Exercise » Retype each entry exactly.

Supplied material Start Marker

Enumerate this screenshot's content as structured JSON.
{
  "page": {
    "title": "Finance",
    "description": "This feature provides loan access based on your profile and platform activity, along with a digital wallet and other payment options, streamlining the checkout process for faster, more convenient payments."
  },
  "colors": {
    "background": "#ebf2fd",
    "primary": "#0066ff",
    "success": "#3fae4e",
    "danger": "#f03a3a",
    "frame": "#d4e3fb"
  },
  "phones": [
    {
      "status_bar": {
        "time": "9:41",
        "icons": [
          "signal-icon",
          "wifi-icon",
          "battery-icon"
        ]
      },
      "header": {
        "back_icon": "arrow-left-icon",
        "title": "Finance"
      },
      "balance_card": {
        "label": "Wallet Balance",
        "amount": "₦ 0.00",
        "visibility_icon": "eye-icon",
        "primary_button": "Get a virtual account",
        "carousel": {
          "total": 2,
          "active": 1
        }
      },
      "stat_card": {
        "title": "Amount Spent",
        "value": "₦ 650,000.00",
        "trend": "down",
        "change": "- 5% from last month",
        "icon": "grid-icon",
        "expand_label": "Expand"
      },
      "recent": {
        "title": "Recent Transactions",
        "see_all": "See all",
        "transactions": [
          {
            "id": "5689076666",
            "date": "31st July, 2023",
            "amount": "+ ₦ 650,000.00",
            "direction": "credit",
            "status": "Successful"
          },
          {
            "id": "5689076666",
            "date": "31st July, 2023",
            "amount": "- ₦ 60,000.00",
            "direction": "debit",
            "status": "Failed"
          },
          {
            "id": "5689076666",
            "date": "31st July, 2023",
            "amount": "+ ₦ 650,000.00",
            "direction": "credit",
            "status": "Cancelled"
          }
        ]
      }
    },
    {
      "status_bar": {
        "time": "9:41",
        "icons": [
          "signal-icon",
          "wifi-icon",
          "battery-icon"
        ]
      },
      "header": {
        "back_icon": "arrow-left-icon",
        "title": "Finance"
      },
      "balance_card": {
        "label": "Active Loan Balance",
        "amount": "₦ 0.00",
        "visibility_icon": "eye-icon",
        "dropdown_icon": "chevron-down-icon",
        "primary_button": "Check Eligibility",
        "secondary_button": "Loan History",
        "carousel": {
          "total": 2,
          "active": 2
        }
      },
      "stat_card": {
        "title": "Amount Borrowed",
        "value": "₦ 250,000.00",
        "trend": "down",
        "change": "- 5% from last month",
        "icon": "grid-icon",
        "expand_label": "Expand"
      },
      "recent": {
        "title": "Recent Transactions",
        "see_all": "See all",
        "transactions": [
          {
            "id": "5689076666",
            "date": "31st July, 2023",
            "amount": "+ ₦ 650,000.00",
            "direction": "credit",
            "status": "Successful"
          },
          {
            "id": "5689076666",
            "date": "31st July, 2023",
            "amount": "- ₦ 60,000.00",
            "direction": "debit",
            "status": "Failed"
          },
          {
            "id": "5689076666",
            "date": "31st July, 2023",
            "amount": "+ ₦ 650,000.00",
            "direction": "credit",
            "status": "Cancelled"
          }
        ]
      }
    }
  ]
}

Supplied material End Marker

Task response »
Enumerate this screenshot's content as structured JSON.
{
  "page": {
    "title": "Finance",
    "description": "This feature provides loan access based on your profile and platform activity, along with a digital wallet and other payment options, streamlining the checkout process for faster, more convenient payments."
  },
  "colors": {
    "background": "#ebf2fd",
    "primary": "#0066ff",
    "success": "#3fae4e",
    "danger": "#f03a3a",
    "frame": "#d4e3fb"
  },
  "phones": [
    {
      "status_bar": {
        "time": "9:41",
        "icons": [
          "signal-icon",
          "wifi-icon",
          "battery-icon"
        ]
      },
      "header": {
        "back_icon": "arrow-left-icon",
        "title": "Finance"
      },
      "balance_card": {
        "label": "Wallet Balance",
        "amount": "₦ 0.00",
        "visibility_icon": "eye-icon",
        "primary_button": "Get a virtual account",
        "carousel": {
          "total": 2,
          "active": 1
        }
      },
      "stat_card": {
        "title": "Amount Spent",
        "value": "₦ 650,000.00",
        "trend": "down",
        "change": "- 5% from last month",
        "icon": "grid-icon",
        "expand_label": "Expand"
      },
      "recent": {
        "title": "Recent Transactions",
        "see_all": "See all",
        "transactions": [
          {
            "id": "5689076666",
            "date": "31st July, 2023",
            "amount": "+ ₦ 650,000.00",
            "direction": "credit",
            "status": "Successful"
          },
          {
            "id": "5689076666",
            "date": "31st July, 2023",
            "amount": "- ₦ 60,000.00",
            "direction": "debit",
            "status": "Failed"
          },
          {
            "id": "5689076666",
            "date": "31st July, 2023",
            "amount": "+ ₦ 650,000.00",
            "direction": "credit",
            "status": "Cancelled"
          }
        ]
      }
    },
    {
      "status_bar": {
        "time": "9:41",
        "icons": [
          "signal-icon",
          "wifi-icon",
          "battery-icon"
        ]
      },
      "header": {
        "back_icon": "arrow-left-icon",
        "title": "Finance"
      },
      "balance_card": {
        "label": "Active Loan Balance",
        "amount": "₦ 0.00",
        "visibility_icon": "eye-icon",
        "dropdown_icon": "chevron-down-icon",
        "primary_button": "Check Eligibility",
        "secondary_button": "Loan History",
        "carousel": {
          "total": 2,
          "active": 2
        }
      },
      "stat_card": {
        "title": "Amount Borrowed",
        "value": "₦ 250,000.00",
        "trend": "down",
        "change": "- 5% from last month",
        "icon": "grid-icon",
        "expand_label": "Expand"
      },
      "recent": {
        "title": "Recent Transactions",
        "see_all": "See all",
        "transactions": [
          {
            "id": "5689076666",
            "date": "31st July, 2023",
            "amount": "+ ₦ 650,000.00",
            "direction": "credit",
            "status": "Successful"
          },
          {
            "id": "5689076666",
            "date": "31st July, 2023",
            "amount": "- ₦ 60,000.00",
            "direction": "debit",
            "status": "Failed"
          },
          {
            "id": "5689076666",
            "date": "31st July, 2023",
            "amount": "+ ₦ 650,000.00",
            "direction": "credit",
            "status": "Cancelled"
          }
        ]
      }
    }
  ]
}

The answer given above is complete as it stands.